- [Activity]: Leaving out the images, please reproduce each line below exactly.

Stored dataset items
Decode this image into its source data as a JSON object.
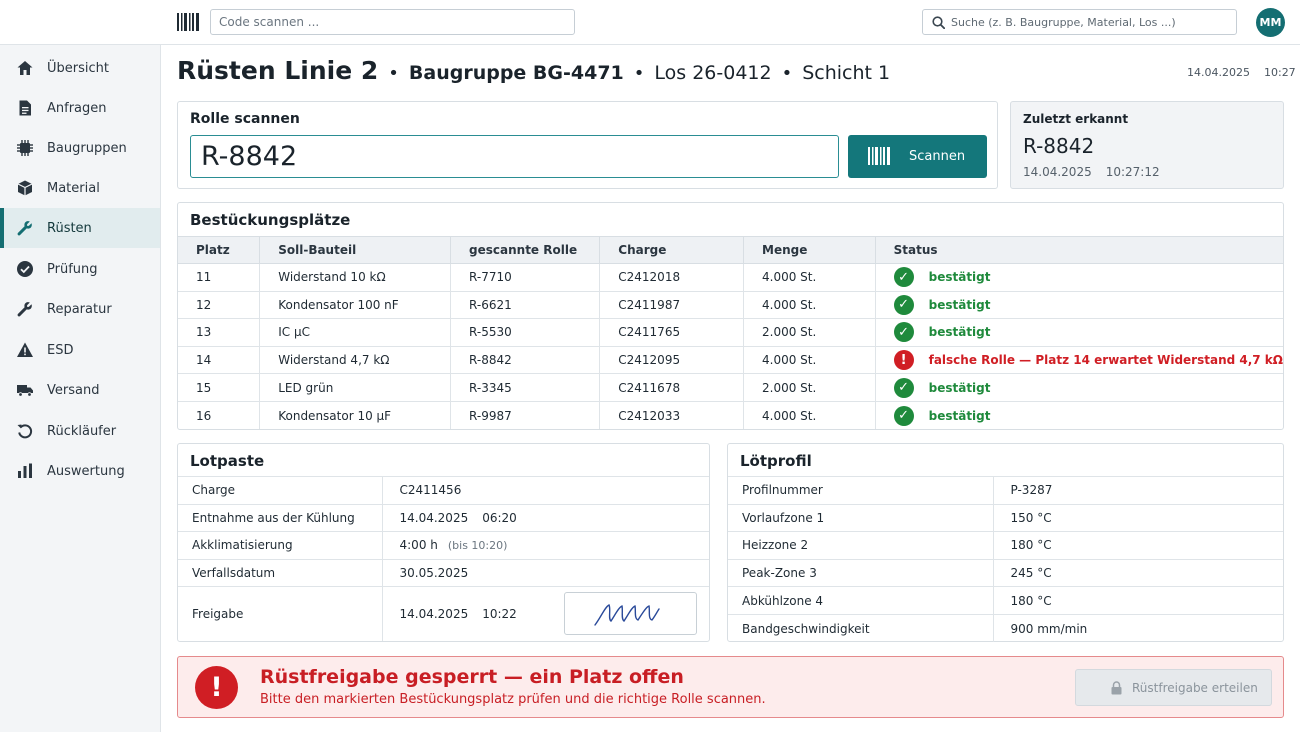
{
  "topbar": {
    "code_placeholder": "Code scannen ...",
    "search_placeholder": "Suche (z. B. Baugruppe, Material, Los ...)",
    "user_initials": "MM"
  },
  "sidebar": {
    "items": [
      {
        "label": "Übersicht",
        "icon": "home-icon"
      },
      {
        "label": "Anfragen",
        "icon": "document-icon"
      },
      {
        "label": "Baugruppen",
        "icon": "chip-icon"
      },
      {
        "label": "Material",
        "icon": "box-icon"
      },
      {
        "label": "Rüsten",
        "icon": "wrench-icon",
        "active": true
      },
      {
        "label": "Prüfung",
        "icon": "check-circle-icon"
      },
      {
        "label": "Reparatur",
        "icon": "wrench-icon"
      },
      {
        "label": "ESD",
        "icon": "warning-icon"
      },
      {
        "label": "Versand",
        "icon": "truck-icon"
      },
      {
        "label": "Rückläufer",
        "icon": "return-icon"
      },
      {
        "label": "Auswertung",
        "icon": "bar-chart-icon"
      }
    ]
  },
  "header": {
    "title": "Rüsten Linie 2",
    "assembly": "Baugruppe BG-4471",
    "lot": "Los 26-0412",
    "shift": "Schicht 1",
    "separator": "•",
    "date": "14.04.2025",
    "time": "10:27"
  },
  "scan": {
    "title": "Rolle scannen",
    "value": "R-8842",
    "button_label": "Scannen"
  },
  "last": {
    "title": "Zuletzt erkannt",
    "value": "R-8842",
    "date": "14.04.2025",
    "time": "10:27:12"
  },
  "slots": {
    "title": "Bestückungsplätze",
    "columns": [
      "Platz",
      "Soll-Bauteil",
      "gescannte Rolle",
      "Charge",
      "Menge",
      "Status"
    ],
    "rows": [
      {
        "platz": "11",
        "bauteil": "Widerstand 10 kΩ",
        "rolle": "R-7710",
        "charge": "C2412018",
        "menge": "4.000 St.",
        "status": "bestätigt",
        "ok": true
      },
      {
        "platz": "12",
        "bauteil": "Kondensator 100 nF",
        "rolle": "R-6621",
        "charge": "C2411987",
        "menge": "4.000 St.",
        "status": "bestätigt",
        "ok": true
      },
      {
        "platz": "13",
        "bauteil": "IC µC",
        "rolle": "R-5530",
        "charge": "C2411765",
        "menge": "2.000 St.",
        "status": "bestätigt",
        "ok": true
      },
      {
        "platz": "14",
        "bauteil": "Widerstand 4,7 kΩ",
        "rolle": "R-8842",
        "charge": "C2412095",
        "menge": "4.000 St.",
        "status": "falsche Rolle — Platz 14 erwartet Widerstand 4,7 kΩ",
        "ok": false
      },
      {
        "platz": "15",
        "bauteil": "LED grün",
        "rolle": "R-3345",
        "charge": "C2411678",
        "menge": "2.000 St.",
        "status": "bestätigt",
        "ok": true
      },
      {
        "platz": "16",
        "bauteil": "Kondensator 10 µF",
        "rolle": "R-9987",
        "charge": "C2412033",
        "menge": "4.000 St.",
        "status": "bestätigt",
        "ok": true
      }
    ]
  },
  "paste": {
    "title": "Lotpaste",
    "charge_label": "Charge",
    "charge_value": "C2411456",
    "removal_label": "Entnahme aus der Kühlung",
    "removal_date": "14.04.2025",
    "removal_time": "06:20",
    "acclim_label": "Akklimatisierung",
    "acclim_value": "4:00 h",
    "acclim_note": "(bis 10:20)",
    "expiry_label": "Verfallsdatum",
    "expiry_value": "30.05.2025",
    "release_label": "Freigabe",
    "release_date": "14.04.2025",
    "release_time": "10:22"
  },
  "profile": {
    "title": "Lötprofil",
    "rows": [
      {
        "label": "Profilnummer",
        "value": "P-3287"
      },
      {
        "label": "Vorlaufzone 1",
        "value": "150 °C"
      },
      {
        "label": "Heizzone 2",
        "value": "180 °C"
      },
      {
        "label": "Peak-Zone 3",
        "value": "245 °C"
      },
      {
        "label": "Abkühlzone 4",
        "value": "180 °C"
      },
      {
        "label": "Bandgeschwindigkeit",
        "value": "900 mm/min"
      }
    ]
  },
  "alert": {
    "title": "Rüstfreigabe gesperrt — ein Platz offen",
    "text": "Bitte den markierten Bestückungsplatz prüfen und die richtige Rolle scannen.",
    "icon_glyph": "!",
    "button_label": "Rüstfreigabe erteilen"
  },
  "colors": {
    "accent": "#146e72",
    "ok": "#1f8a3c",
    "error": "#d01e24"
  }
}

- [Exercise answer]:
Decode this image into its source data as a JSON object.
{
  "topbar": {
    "code_placeholder": "Code scannen ...",
    "search_placeholder": "Suche (z. B. Baugruppe, Material, Los ...)",
    "user_initials": "MM"
  },
  "sidebar": {
    "items": [
      {
        "label": "Übersicht",
        "icon": "home-icon"
      },
      {
        "label": "Anfragen",
        "icon": "document-icon"
      },
      {
        "label": "Baugruppen",
        "icon": "chip-icon"
      },
      {
        "label": "Material",
        "icon": "box-icon"
      },
      {
        "label": "Rüsten",
        "icon": "wrench-icon",
        "active": true
      },
      {
        "label": "Prüfung",
        "icon": "check-circle-icon"
      },
      {
        "label": "Reparatur",
        "icon": "wrench-icon"
      },
      {
        "label": "ESD",
        "icon": "warning-icon"
      },
      {
        "label": "Versand",
        "icon": "truck-icon"
      },
      {
        "label": "Rückläufer",
        "icon": "return-icon"
      },
      {
        "label": "Auswertung",
        "icon": "bar-chart-icon"
      }
    ]
  },
  "header": {
    "title": "Rüsten Linie 2",
    "assembly": "Baugruppe BG-4471",
    "lot": "Los 26-0412",
    "shift": "Schicht 1",
    "separator": "•",
    "date": "14.04.2025",
    "time": "10:27"
  },
  "scan": {
    "title": "Rolle scannen",
    "value": "R-8842",
    "button_label": "Scannen"
  },
  "last": {
    "title": "Zuletzt erkannt",
    "value": "R-8842",
    "date": "14.04.2025",
    "time": "10:27:12"
  },
  "slots": {
    "title": "Bestückungsplätze",
    "columns": [
      "Platz",
      "Soll-Bauteil",
      "gescannte Rolle",
      "Charge",
      "Menge",
      "Status"
    ],
    "rows": [
      {
        "platz": "11",
        "bauteil": "Widerstand 10 kΩ",
        "rolle": "R-7710",
        "charge": "C2412018",
        "menge": "4.000 St.",
        "status": "bestätigt",
        "ok": true
      },
      {
        "platz": "12",
        "bauteil": "Kondensator 100 nF",
        "rolle": "R-6621",
        "charge": "C2411987",
        "menge": "4.000 St.",
        "status": "bestätigt",
        "ok": true
      },
      {
        "platz": "13",
        "bauteil": "IC µC",
        "rolle": "R-5530",
        "charge": "C2411765",
        "menge": "2.000 St.",
        "status": "bestätigt",
        "ok": true
      },
      {
        "platz": "14",
        "bauteil": "Widerstand 4,7 kΩ",
        "rolle": "R-8842",
        "charge": "C2412095",
        "menge": "4.000 St.",
        "status": "falsche Rolle — Platz 14 erwartet Widerstand 4,7 kΩ",
        "ok": false
      },
      {
        "platz": "15",
        "bauteil": "LED grün",
        "rolle": "R-3345",
        "charge": "C2411678",
        "menge": "2.000 St.",
        "status": "bestätigt",
        "ok": true
      },
      {
        "platz": "16",
        "bauteil": "Kondensator 10 µF",
        "rolle": "R-9987",
        "charge": "C2412033",
        "menge": "4.000 St.",
        "status": "bestätigt",
        "ok": true
      }
    ]
  },
  "paste": {
    "title": "Lotpaste",
    "charge_label": "Charge",
    "charge_value": "C2411456",
    "removal_label": "Entnahme aus der Kühlung",
    "removal_date": "14.04.2025",
    "removal_time": "06:20",
    "acclim_label": "Akklimatisierung",
    "acclim_value": "4:00 h",
    "acclim_note": "(bis 10:20)",
    "expiry_label": "Verfallsdatum",
    "expiry_value": "30.05.2025",
    "release_label": "Freigabe",
    "release_date": "14.04.2025",
    "release_time": "10:22"
  },
  "profile": {
    "title": "Lötprofil",
    "rows": [
      {
        "label": "Profilnummer",
        "value": "P-3287"
      },
      {
        "label": "Vorlaufzone 1",
        "value": "150 °C"
      },
      {
        "label": "Heizzone 2",
        "value": "180 °C"
      },
      {
        "label": "Peak-Zone 3",
        "value": "245 °C"
      },
      {
        "label": "Abkühlzone 4",
        "value": "180 °C"
      },
      {
        "label": "Bandgeschwindigkeit",
        "value": "900 mm/min"
      }
    ]
  },
  "alert": {
    "title": "Rüstfreigabe gesperrt — ein Platz offen",
    "text": "Bitte den markierten Bestückungsplatz prüfen und die richtige Rolle scannen.",
    "icon_glyph": "!",
    "button_label": "Rüstfreigabe erteilen"
  },
  "colors": {
    "accent": "#146e72",
    "ok": "#1f8a3c",
    "error": "#d01e24"
  }
}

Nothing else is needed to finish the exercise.